We could also have "t:append(newElement)", but this could conflict with an existing append() method existing as a member "t.append" in "t", or found by an __index access method in its metatable.
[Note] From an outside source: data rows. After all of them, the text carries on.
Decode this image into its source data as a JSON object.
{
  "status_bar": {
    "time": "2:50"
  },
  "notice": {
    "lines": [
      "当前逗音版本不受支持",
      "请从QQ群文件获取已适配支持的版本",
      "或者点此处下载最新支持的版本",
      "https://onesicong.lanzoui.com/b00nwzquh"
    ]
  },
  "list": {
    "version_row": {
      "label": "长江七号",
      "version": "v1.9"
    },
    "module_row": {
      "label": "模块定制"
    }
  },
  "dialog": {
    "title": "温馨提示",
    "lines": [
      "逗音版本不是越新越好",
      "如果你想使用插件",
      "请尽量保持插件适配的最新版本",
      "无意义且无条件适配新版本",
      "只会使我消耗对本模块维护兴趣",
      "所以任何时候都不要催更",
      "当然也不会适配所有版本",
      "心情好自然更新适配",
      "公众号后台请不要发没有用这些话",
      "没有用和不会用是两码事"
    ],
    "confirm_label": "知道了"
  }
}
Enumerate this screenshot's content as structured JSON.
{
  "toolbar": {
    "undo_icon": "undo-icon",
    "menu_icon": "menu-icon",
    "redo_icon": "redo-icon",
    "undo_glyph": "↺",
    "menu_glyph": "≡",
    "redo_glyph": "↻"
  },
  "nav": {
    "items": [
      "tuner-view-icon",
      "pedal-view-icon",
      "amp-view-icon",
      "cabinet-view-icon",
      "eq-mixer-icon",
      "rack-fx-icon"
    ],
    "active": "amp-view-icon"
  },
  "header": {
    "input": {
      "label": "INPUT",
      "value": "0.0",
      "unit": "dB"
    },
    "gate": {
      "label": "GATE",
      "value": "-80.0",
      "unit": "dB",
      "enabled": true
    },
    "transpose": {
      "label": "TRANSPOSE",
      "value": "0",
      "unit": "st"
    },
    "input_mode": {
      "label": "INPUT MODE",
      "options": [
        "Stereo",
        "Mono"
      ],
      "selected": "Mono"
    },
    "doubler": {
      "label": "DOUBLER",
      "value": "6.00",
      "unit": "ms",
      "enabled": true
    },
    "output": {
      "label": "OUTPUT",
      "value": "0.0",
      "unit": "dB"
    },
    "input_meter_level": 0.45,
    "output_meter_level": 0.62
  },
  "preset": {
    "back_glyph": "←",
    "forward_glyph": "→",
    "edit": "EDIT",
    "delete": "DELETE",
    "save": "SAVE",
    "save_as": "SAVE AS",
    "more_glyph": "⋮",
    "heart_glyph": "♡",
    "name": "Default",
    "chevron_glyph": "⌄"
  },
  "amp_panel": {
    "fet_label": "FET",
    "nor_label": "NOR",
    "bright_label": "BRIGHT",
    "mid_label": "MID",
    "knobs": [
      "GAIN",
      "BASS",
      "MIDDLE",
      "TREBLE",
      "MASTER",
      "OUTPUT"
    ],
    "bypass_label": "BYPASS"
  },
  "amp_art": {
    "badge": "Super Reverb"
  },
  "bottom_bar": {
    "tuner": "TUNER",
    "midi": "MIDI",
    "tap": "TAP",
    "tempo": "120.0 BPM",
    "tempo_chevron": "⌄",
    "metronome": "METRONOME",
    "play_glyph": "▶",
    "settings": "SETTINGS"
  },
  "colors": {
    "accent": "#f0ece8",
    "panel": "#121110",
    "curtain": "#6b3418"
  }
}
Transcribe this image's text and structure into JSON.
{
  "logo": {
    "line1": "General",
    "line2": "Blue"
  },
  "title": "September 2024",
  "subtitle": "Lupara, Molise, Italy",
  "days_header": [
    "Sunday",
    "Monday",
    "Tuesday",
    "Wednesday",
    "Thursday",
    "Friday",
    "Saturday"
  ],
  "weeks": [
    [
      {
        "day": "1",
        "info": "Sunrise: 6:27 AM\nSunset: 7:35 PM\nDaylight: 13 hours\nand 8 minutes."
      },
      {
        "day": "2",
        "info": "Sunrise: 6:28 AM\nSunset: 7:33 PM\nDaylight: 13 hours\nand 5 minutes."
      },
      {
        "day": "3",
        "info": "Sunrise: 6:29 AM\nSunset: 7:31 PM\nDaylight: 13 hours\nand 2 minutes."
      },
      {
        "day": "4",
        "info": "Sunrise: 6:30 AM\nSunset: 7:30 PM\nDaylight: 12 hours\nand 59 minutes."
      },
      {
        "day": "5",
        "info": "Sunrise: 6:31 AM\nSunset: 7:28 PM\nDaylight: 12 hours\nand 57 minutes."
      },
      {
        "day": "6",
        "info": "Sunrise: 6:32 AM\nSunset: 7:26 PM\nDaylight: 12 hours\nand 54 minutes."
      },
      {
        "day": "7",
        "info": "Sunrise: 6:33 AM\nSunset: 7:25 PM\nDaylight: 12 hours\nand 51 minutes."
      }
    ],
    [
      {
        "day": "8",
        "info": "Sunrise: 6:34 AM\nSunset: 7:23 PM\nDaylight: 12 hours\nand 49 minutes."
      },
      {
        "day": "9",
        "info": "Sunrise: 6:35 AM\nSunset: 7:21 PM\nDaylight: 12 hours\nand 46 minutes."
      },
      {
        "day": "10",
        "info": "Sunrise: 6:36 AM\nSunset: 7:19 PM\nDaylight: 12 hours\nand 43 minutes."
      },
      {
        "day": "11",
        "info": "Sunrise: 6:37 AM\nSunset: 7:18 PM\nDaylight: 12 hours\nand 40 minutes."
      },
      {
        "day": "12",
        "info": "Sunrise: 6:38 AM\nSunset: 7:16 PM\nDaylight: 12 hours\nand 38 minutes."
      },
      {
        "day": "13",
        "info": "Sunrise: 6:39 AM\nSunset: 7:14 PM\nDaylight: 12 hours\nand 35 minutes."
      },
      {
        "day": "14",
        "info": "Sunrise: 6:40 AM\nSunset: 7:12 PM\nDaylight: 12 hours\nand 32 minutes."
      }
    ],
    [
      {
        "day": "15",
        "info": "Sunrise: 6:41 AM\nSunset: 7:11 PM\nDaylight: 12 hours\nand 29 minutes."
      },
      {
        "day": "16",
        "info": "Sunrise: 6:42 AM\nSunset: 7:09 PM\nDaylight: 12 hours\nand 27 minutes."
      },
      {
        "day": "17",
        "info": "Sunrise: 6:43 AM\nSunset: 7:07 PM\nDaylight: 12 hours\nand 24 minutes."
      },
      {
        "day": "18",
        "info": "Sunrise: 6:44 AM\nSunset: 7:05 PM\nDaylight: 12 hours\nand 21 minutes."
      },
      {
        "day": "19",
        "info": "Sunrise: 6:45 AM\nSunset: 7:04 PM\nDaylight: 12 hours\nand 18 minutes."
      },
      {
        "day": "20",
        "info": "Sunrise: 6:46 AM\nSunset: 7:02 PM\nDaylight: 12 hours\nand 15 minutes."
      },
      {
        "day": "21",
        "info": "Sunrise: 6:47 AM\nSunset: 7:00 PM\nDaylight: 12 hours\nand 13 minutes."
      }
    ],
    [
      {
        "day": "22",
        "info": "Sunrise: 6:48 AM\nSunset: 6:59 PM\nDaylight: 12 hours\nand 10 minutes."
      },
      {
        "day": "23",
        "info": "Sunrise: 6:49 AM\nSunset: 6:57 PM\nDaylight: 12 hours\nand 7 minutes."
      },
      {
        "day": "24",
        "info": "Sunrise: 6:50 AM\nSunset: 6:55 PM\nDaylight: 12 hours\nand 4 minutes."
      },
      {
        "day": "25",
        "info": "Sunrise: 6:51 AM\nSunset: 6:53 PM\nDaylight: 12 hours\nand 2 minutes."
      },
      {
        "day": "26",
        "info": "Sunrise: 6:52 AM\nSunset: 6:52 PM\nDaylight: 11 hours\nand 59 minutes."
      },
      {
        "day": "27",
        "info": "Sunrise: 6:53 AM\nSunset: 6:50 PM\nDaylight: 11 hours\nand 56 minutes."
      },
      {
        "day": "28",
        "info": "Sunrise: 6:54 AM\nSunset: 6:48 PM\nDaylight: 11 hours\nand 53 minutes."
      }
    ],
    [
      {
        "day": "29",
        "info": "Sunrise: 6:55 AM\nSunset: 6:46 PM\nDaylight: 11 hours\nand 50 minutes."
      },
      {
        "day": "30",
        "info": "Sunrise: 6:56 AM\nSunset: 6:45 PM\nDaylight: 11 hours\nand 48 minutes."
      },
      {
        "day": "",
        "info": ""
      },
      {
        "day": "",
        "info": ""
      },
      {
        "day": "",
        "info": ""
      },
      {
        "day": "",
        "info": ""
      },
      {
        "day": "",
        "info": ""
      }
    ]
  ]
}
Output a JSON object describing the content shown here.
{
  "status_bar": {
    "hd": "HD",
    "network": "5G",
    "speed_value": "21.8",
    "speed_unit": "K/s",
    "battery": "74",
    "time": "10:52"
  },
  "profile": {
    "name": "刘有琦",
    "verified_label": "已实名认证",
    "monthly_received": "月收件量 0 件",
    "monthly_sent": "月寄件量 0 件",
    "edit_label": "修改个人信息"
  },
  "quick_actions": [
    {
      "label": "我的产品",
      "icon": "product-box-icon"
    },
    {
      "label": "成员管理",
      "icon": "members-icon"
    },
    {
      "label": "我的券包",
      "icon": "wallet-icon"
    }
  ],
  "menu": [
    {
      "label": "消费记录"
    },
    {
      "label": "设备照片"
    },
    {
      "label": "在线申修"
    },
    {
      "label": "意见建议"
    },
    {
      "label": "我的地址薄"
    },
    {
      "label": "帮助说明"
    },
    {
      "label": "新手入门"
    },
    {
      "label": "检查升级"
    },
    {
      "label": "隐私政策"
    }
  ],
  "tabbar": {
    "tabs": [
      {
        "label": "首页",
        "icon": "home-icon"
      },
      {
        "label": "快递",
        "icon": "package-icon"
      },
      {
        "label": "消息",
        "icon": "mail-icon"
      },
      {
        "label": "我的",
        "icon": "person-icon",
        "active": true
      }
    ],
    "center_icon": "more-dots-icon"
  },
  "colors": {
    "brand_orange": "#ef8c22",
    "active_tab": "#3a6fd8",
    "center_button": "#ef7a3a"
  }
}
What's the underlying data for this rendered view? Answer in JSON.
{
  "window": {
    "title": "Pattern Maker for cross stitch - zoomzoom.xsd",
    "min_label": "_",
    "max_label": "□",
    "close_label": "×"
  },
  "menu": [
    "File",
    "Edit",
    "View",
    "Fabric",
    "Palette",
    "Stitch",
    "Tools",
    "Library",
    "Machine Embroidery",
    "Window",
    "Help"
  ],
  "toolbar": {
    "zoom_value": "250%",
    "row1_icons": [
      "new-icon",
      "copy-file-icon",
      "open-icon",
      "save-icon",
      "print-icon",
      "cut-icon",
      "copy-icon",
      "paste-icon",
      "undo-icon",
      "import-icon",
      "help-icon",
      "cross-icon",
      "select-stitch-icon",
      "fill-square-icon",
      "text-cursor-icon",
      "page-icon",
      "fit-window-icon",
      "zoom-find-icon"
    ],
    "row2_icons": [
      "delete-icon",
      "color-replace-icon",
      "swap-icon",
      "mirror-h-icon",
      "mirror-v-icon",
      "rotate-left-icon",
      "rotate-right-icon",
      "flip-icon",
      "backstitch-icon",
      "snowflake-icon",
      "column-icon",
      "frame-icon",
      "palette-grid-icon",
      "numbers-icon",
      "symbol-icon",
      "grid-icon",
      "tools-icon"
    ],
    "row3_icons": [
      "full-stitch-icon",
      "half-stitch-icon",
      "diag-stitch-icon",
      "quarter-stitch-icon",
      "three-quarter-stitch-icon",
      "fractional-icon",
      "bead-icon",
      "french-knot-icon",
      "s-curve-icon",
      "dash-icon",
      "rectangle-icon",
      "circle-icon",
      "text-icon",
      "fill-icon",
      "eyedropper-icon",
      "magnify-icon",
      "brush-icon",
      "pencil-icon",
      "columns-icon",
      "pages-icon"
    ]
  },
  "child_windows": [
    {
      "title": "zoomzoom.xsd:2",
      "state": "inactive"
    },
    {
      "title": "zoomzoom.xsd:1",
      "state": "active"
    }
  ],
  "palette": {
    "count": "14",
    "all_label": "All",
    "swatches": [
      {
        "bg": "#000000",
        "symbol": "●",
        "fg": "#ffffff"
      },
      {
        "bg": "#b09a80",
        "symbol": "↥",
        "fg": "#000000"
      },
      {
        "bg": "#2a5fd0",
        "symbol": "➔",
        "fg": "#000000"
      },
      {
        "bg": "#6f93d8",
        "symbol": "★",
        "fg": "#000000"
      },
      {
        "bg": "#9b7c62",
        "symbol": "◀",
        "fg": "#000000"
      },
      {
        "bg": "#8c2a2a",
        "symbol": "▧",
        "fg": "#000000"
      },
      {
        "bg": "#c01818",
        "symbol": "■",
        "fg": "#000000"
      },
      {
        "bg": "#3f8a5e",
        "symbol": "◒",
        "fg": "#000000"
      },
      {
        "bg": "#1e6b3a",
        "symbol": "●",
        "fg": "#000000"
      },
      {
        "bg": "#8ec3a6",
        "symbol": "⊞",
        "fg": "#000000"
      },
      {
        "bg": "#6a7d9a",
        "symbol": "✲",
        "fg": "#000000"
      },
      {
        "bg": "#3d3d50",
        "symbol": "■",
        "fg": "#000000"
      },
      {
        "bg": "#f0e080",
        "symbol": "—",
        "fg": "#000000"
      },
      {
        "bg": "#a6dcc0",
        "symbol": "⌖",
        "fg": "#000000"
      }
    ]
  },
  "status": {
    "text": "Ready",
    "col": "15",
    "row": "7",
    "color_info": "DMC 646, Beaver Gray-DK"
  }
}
Instead the "t[]=value" syntax could be bound to an __append(t,value) method settable in the metatable of tables (allowing that method to determine which new index key to assign, if it should be different from #t+1 by default).

Le jeu. 15 août 2019 à 10:00, Oliver <> a écrit :
On 13.08.19 06:45, Sean Conner wrote:
>   Well, another pain point is
>       veryLongNmae[complexLValue] = veryLongName[complexLValue] + 1

a similar and common use case is appending an element to an array: it's also
painful to write:

        complexLValue[#complexLValue + 1] = newElement;

One can circumvent this by having a append function:

        append(complexLValue, newElement);

but this makes the assignment not as visible as the first approach does.

A solution for current official lua with explicit assignment:

        local list = complexLValue; list[#list + 1] = newElement;

Can this be rewritten using the imaginary @ operator?

        complexLValue[#@ + 1] = newElement;

Now the @ would be on the left side of the assignment, this looks weird.

-- Oliver